Day 6

Why the ever-evolving legend of Mulan has stood the test of time

The Ballad of Mulan dates back roughly 1,500 years, to some time between the 4th and 6th centuries. It centers around a young woman who disguises herself as a man in order to take her father's place in the army and has been told and retold countless times and ways.

'It leaves enough space for other people to add details [and] elaborate,' says Lan Dong

Yifei Liu stars at Mulan in Disney's live action adaptation of the classic story. (Walt Disney Studios)

Lan Dong can remember memorizing the legend of Mulan as a young girl in school.

As an adult, and professor of English at the University of Illinois Springfield, she has studied the many ways the story has morphed and evolved throughout the years.

The story, originally known as the Ballad of Mulan, dates back roughly 1,500 years, to some time between the 4th and 6th centuries. It centers around a young woman who disguises herself as a man in order to take her father's place in the army and has been told and retold countless times and ways.

"That's one of the reasons her story enjoys such long-lasting popularity," said Dong, author of Mulan's Legend and Legacy in China and the United States.

"It's because just like a lot of the traditional tales, it's very flexible. It creates a framework; it leaves enough space for other people to add details [and] elaborate," she told Day 6 host Brent Bambury.

Some have interpreted Mulan's narrative as a transgender allegory, though there's debate about whether that was the story's original intent.

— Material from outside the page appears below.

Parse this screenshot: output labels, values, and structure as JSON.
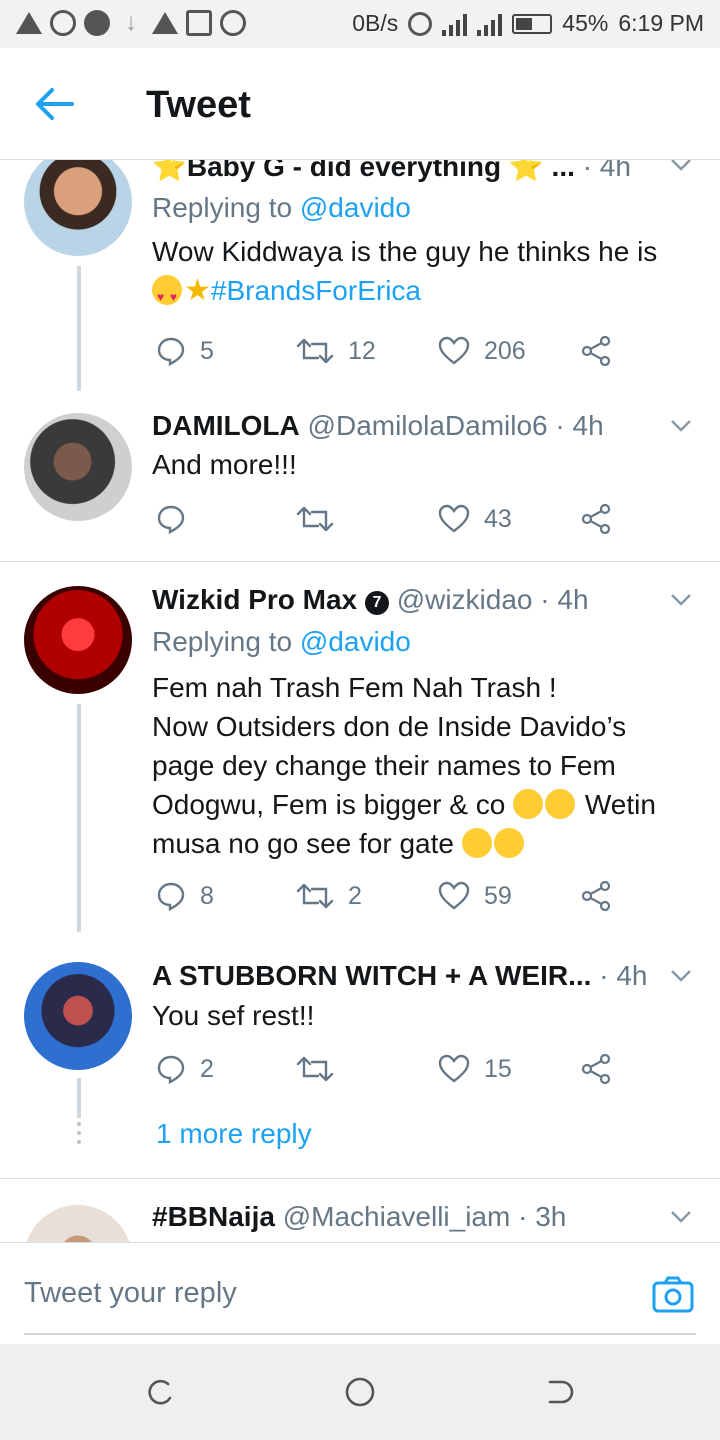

Dong has found evidence that the story was used as a "symbol for nationalism" during the Japanese invasion of China in the 1930s. 

"Generally speaking, they use her as a symbol for nationalism to help boost people's spirit in fighting against the invasion," she said.

Perhaps the most famous interpretation comes from Disney in their 1998 animated film Mulan. On Friday, Disney released a live-action remake of that film on their streaming service following a six-month delay because of the COVID-19 pandemic.

"The [1998] film is very different compared to the ballad. I think the film is very fun to watch. There [are] elements of humour," Dong said.

"The film really emphasized the coming of age, a young woman trying to figure out her place in the world. So her journey really shifted to sort of searching for herself and, in the process, she also brings honour to her family. That's different compared to what the ballad has."

Transgressive narrative 'justified'

In the original ballad, which is just a little over 300 words, Mulan disguises herself as a man in order to take her father's place in the army and bring "honour" to her family. After several successful years in the military, she returns home and reveals her true self to the other warriors.

"Serving together with her for years, none of them knew she's a woman," Dong explained.

Some have speculated that Mulan was based on an historical figure, but Dong says there isn't any evidence linking Mulan to a specific time or place. However, some regions in China have claimed her as their own. 

"I visited one of them years ago when I was doing research. I tried to talk to some of the locals while we were there. They actually get offended if you mention there are other places also claiming to be her hometown," she said.

Dong adds that it's "reasonable" to conclude that "real people" and "real events" inspired the character's creation.

In the new film, Yifei Lui plays a young woman caught between her family's traditional values and her desire to protect them from invading forces. (Walt Disney Studios)

While the story's themes are considered transgressive, Dong argues that Mulan's actions are "justified" and "balanced." While Mulan breaks rules disguising herself as a man, "she does it to save her father," Dong explained.

"At the end, this transgression is mitigated … And not just returns home, but also returns to her role as a young woman," she added. 

"In that sense, she breaks the rule, but she's not very threatening to the social structure. She's not going out to change the social norm."


Written by Jason Vermes. Produced by Rachel Levy-McLaughlin.

now